Why is it that we refuse to give credit to other institutions and other persons? Is it because our ‘education’ system does not encourage thinking skills and broadening of the curriculum to include other than the traditional areas? The most popular combination of subjects on the science side is the same as it was when I took the HSC exam more than half a century ago, i.e. Mathematics, Physics and Chemistry as principal subjects and General Paper and French as subsidiary subjects.
We talk about democratization of secondary education but we forget about past initiatives to do so. The first step after independence was taken by Sir Kher Jagatsingh in the 1970s with the setting up of 15 Junior Secondary schools.
Then came free secondary education under SSR in 1977.
The objectives of the Junior Secondary Schools and of free secondary education were not just to follow the same academically oriented curriculum of the few existing State and Confessional schools. A Form III exam was devised by the MIE for post-Form III orientation after the Forms.
I-III curriculum was revamped to include some new areas like Industrial Arts and Home Economics. But the Form III exam was hurriedly withdrawn, even after the question papers had already been printed, due to the opposition of traditionalists and vested interests.
The idea of a Form III exam was again mooted on and off, but not much came out of it. The most sustained effort was made by Kadress Pillay in the dying years of the last century. He had proposed to build 60 identical lower secondary schools to get rid of the competition at the primary school level. This again came to nothing in the face of opposition from the same groups of vested interests.

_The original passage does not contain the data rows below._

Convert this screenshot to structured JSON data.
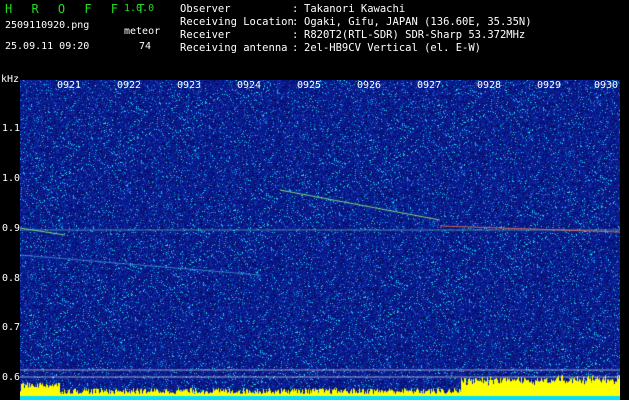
{
  "app": {
    "title": "H R O F F T",
    "version": "1.0.0",
    "filename": "2509110920.png",
    "datetime": "25.09.11 09:20",
    "meteor_label": "meteor",
    "meteor_count": "74"
  },
  "info": {
    "rows": [
      {
        "key": "Observer",
        "sep": ":",
        "value": "Takanori Kawachi"
      },
      {
        "key": "Receiving Location",
        "sep": ":",
        "value": "Ogaki, Gifu, JAPAN (136.60E, 35.35N)"
      },
      {
        "key": "Receiver",
        "sep": ":",
        "value": "R820T2(RTL-SDR) SDR-Sharp 53.372MHz"
      },
      {
        "key": "Receiving antenna",
        "sep": ":",
        "value": "2el-HB9CV Vertical (el. E-W)"
      }
    ]
  },
  "axis": {
    "unit": "kHz",
    "y_ticks": [
      "1.1",
      "1.0",
      "0.9",
      "0.8",
      "0.7",
      "0.6"
    ],
    "x_ticks": [
      "0921",
      "0922",
      "0923",
      "0924",
      "0925",
      "0926",
      "0927",
      "0928",
      "0929",
      "0930"
    ]
  },
  "colors": {
    "background": "#000000",
    "waterfall_base": "#0a1a8c",
    "title_green": "#22dd22",
    "echo_yellow": "#ffff00"
  }
}
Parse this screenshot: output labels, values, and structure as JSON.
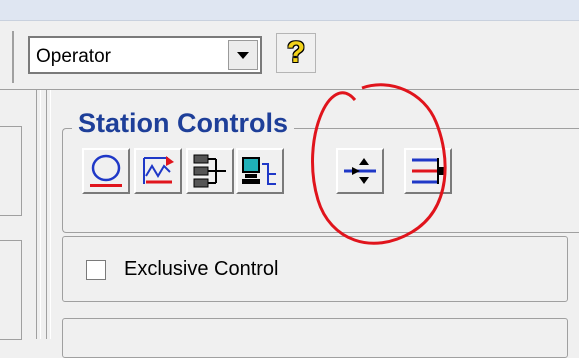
{
  "toolbar": {
    "role_select": {
      "value": "Operator"
    },
    "help_glyph": "?"
  },
  "station_controls": {
    "title": "Station Controls",
    "buttons": [
      {
        "icon": "station-circle-icon"
      },
      {
        "icon": "trend-graph-icon"
      },
      {
        "icon": "network-tree-icon"
      },
      {
        "icon": "workstation-network-icon"
      },
      {
        "icon": "vertical-arrows-connector-icon"
      },
      {
        "icon": "rack-connector-icon"
      }
    ],
    "exclusive_control": {
      "label": "Exclusive Control",
      "checked": false
    }
  },
  "colors": {
    "title_blue": "#1e3f99",
    "annotation_red": "#e0141c",
    "help_yellow": "#f2d21a"
  }
}
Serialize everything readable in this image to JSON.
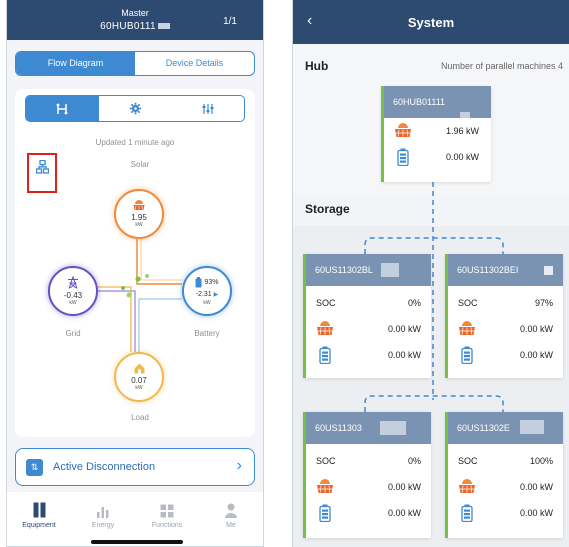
{
  "left": {
    "header": {
      "role": "Master",
      "device_id": "60HUB0111",
      "page": "1/1"
    },
    "segment": [
      "Flow Diagram",
      "Device Details"
    ],
    "updated": "Updated 1 minute ago",
    "icon_tabs": [
      "flow-icon",
      "gear-icon",
      "sliders-icon"
    ],
    "nodes": {
      "solar": {
        "label": "Solar",
        "value": "1.95",
        "unit": "kW"
      },
      "grid": {
        "label": "Grid",
        "value": "-0.43",
        "unit": "kW"
      },
      "battery": {
        "label": "Battery",
        "percent": "93%",
        "value": "-2.31",
        "unit": "kW"
      },
      "load": {
        "label": "Load",
        "value": "0.07",
        "unit": "kW"
      }
    },
    "action": {
      "label": "Active Disconnection"
    },
    "tabs": [
      "Equipment",
      "Energy",
      "Functions",
      "Me"
    ],
    "colors": {
      "header": "#2d4a70",
      "accent": "#3d8ad2",
      "highlight_box": "#e0201b"
    }
  },
  "right": {
    "header": {
      "back": "‹",
      "title": "System"
    },
    "hub_section": {
      "title": "Hub",
      "parallel_label": "Number of parallel machines 4"
    },
    "hub": {
      "name": "60HUB01111",
      "solar": "1.96 kW",
      "battery": "0.00 kW"
    },
    "storage_section": {
      "title": "Storage"
    },
    "storage": [
      {
        "name": "60US11302BL",
        "soc_label": "SOC",
        "soc": "0%",
        "solar": "0.00 kW",
        "battery": "0.00 kW"
      },
      {
        "name": "60US11302BEI",
        "soc_label": "SOC",
        "soc": "97%",
        "solar": "0.00 kW",
        "battery": "0.00 kW"
      },
      {
        "name": "60US11303",
        "soc_label": "SOC",
        "soc": "0%",
        "solar": "0.00 kW",
        "battery": "0.00 kW"
      },
      {
        "name": "60US11302E",
        "soc_label": "SOC",
        "soc": "100%",
        "solar": "0.00 kW",
        "battery": "0.00 kW"
      }
    ],
    "colors": {
      "card_header": "#7a93b2",
      "status_bar": "#76c043",
      "connector": "#3d8ad2"
    }
  }
}
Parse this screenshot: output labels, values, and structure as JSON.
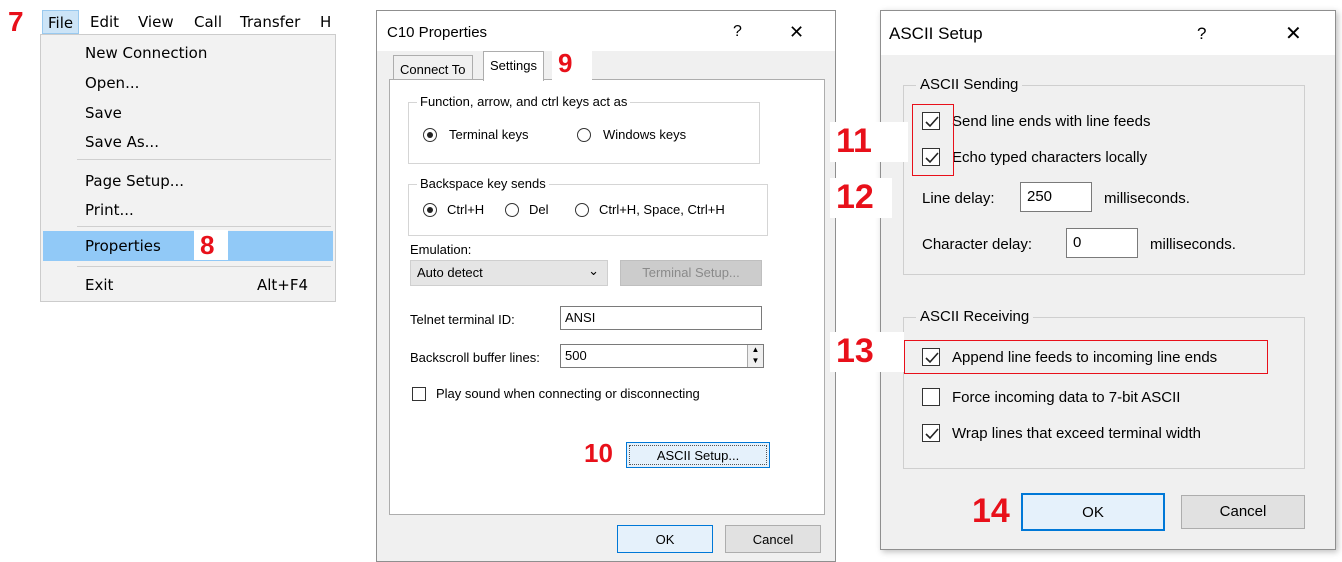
{
  "steps": {
    "s7": "7",
    "s8": "8",
    "s9": "9",
    "s10": "10",
    "s11": "11",
    "s12": "12",
    "s13": "13",
    "s14": "14"
  },
  "colors": {
    "step": "#e8101a",
    "highlight": "#91c9f7",
    "accent": "#0078d7"
  },
  "menubar": {
    "items": [
      "File",
      "Edit",
      "View",
      "Call",
      "Transfer",
      "H"
    ]
  },
  "file_menu": {
    "items": [
      {
        "label": "New Connection"
      },
      {
        "label": "Open..."
      },
      {
        "label": "Save"
      },
      {
        "label": "Save As..."
      },
      {
        "label": "Page Setup..."
      },
      {
        "label": "Print..."
      },
      {
        "label": "Properties",
        "highlighted": true
      },
      {
        "label": "Exit",
        "shortcut": "Alt+F4"
      }
    ]
  },
  "properties_dialog": {
    "title": "C10 Properties",
    "help": "?",
    "close": "✕",
    "tabs": [
      "Connect To",
      "Settings"
    ],
    "active_tab": "Settings",
    "keys_group": {
      "label": "Function, arrow, and ctrl keys act as",
      "options": [
        "Terminal keys",
        "Windows keys"
      ],
      "selected": "Terminal keys"
    },
    "backspace_group": {
      "label": "Backspace key sends",
      "options": [
        "Ctrl+H",
        "Del",
        "Ctrl+H, Space, Ctrl+H"
      ],
      "selected": "Ctrl+H"
    },
    "emulation": {
      "label": "Emulation:",
      "value": "Auto detect",
      "setup_button": "Terminal Setup..."
    },
    "telnet": {
      "label": "Telnet terminal ID:",
      "value": "ANSI"
    },
    "backscroll": {
      "label": "Backscroll buffer lines:",
      "value": "500"
    },
    "sound": {
      "label": "Play sound when connecting or disconnecting",
      "checked": false
    },
    "ascii_setup_button": "ASCII Setup...",
    "ok": "OK",
    "cancel": "Cancel"
  },
  "ascii_dialog": {
    "title": "ASCII Setup",
    "help": "?",
    "close": "✕",
    "sending": {
      "label": "ASCII Sending",
      "line_ends": {
        "label": "Send line ends with line feeds",
        "checked": true
      },
      "echo": {
        "label": "Echo typed characters locally",
        "checked": true
      },
      "line_delay": {
        "label": "Line delay:",
        "value": "250",
        "unit": "milliseconds."
      },
      "char_delay": {
        "label": "Character delay:",
        "value": "0",
        "unit": "milliseconds."
      }
    },
    "receiving": {
      "label": "ASCII Receiving",
      "append": {
        "label": "Append line feeds to incoming line ends",
        "checked": true
      },
      "force7": {
        "label": "Force incoming data to 7-bit ASCII",
        "checked": false
      },
      "wrap": {
        "label": "Wrap lines that exceed terminal width",
        "checked": true
      }
    },
    "ok": "OK",
    "cancel": "Cancel"
  }
}
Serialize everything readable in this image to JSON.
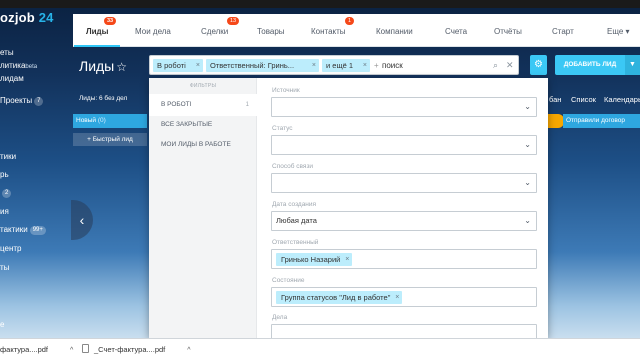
{
  "app": {
    "logo_name": "ozjob",
    "logo_num": "24"
  },
  "topnav": {
    "tabs": [
      {
        "label": "Лиды",
        "badge": "33"
      },
      {
        "label": "Мои дела",
        "badge": ""
      },
      {
        "label": "Сделки",
        "badge": "13"
      },
      {
        "label": "Товары",
        "badge": ""
      },
      {
        "label": "Контакты",
        "badge": "1"
      },
      {
        "label": "Компании",
        "badge": ""
      },
      {
        "label": "Счета",
        "badge": ""
      },
      {
        "label": "Отчёты",
        "badge": ""
      },
      {
        "label": "Старт",
        "badge": ""
      },
      {
        "label": "Еще",
        "badge": ""
      }
    ]
  },
  "leftnav": {
    "items": [
      {
        "label": "еты"
      },
      {
        "label": "литика",
        "suffix": "beta"
      },
      {
        "label": "лидам"
      },
      {
        "label": "Проекты",
        "count": "7"
      },
      {
        "label": "тики"
      },
      {
        "label": "рь"
      },
      {
        "label": "",
        "count": "2"
      },
      {
        "label": "ия"
      },
      {
        "label": "тактики",
        "count": "99+"
      },
      {
        "label": "центр"
      },
      {
        "label": "ты"
      },
      {
        "label": "е"
      }
    ]
  },
  "page": {
    "title": "Лиды",
    "leads_label": "Лиды:",
    "leads_count": "6",
    "leads_suffix": "без дел",
    "column_title": "Новый",
    "column_count": "(0)",
    "quick_lead": "+ Быстрый лид"
  },
  "filter": {
    "chips": [
      {
        "label": "В роботі"
      },
      {
        "label": "Ответственный: Гринь..."
      },
      {
        "label": "и ещё 1"
      }
    ],
    "search_prefix": "+",
    "search_value": "поиск",
    "settings_icon": "gear-icon",
    "add_button": "ДОБАВИТЬ ЛИД",
    "add_dropdown": "▼"
  },
  "views": {
    "tabs": [
      {
        "label": "бан"
      },
      {
        "label": "Список"
      },
      {
        "label": "Календарь"
      }
    ],
    "right_column_title": "Отправили договор"
  },
  "panel": {
    "title": "ФИЛЬТРЫ",
    "presets": [
      {
        "label": "В РОБОТІ",
        "count": "1"
      },
      {
        "label": "ВСЕ ЗАКРЫТЫЕ",
        "count": ""
      },
      {
        "label": "МОИ ЛИДЫ В РАБОТЕ",
        "count": ""
      }
    ],
    "fields": [
      {
        "label": "Источник",
        "value": ""
      },
      {
        "label": "Статус",
        "value": ""
      },
      {
        "label": "Способ связи",
        "value": ""
      },
      {
        "label": "Дата создания",
        "value": "Любая дата"
      },
      {
        "label": "Ответственный",
        "chip": "Гринько Назарий"
      },
      {
        "label": "Состояние",
        "chip": "Группа статусов \"Лид в работе\""
      },
      {
        "label": "Дела",
        "value": ""
      }
    ]
  },
  "downloads": [
    {
      "name": "фактура....pdf"
    },
    {
      "name": "_Счет-фактура....pdf"
    }
  ],
  "colors": {
    "accent": "#3bc8f5",
    "chip": "#bcedfc",
    "badge": "#f54819"
  }
}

It was left to Steven Obeegadoo from 2000 to 2005 to launch the most comprehensive reform of the secondary school structure to divide them into Forms I-V secondary schools and Form VI colleges with the construction of some 50 new secondary schools. But it was short lived as Dharam Gokhool preferred to walk backwards in the name of reform and branding empty slogans like ‘world class education’ instead of consolidating the progress already achieved.
We are talking a lot about Singapore these days without trying to find out what Singapore has achieved in the field of education. Yes, it has a competitive end–of-primary exam, but its primary and secondary schools have all the required resources – physical as well as human – to deliver a really ‘world class education’. Its polytechnics, which students join after GCE ‘O’ levels, are like mini-universities. We can also have a look at other systems like the French ‘Baccalaureat’ and the International Baccalaureate, instead of remaining satisfied with ‘cosmetic’ reforms, preferring to ignore the dramatic advances made in the world, particularly in the fields of communication, science and technology. But maybe we like our educational system to remain fossilized because of the folklore surrounding the laureate scheme.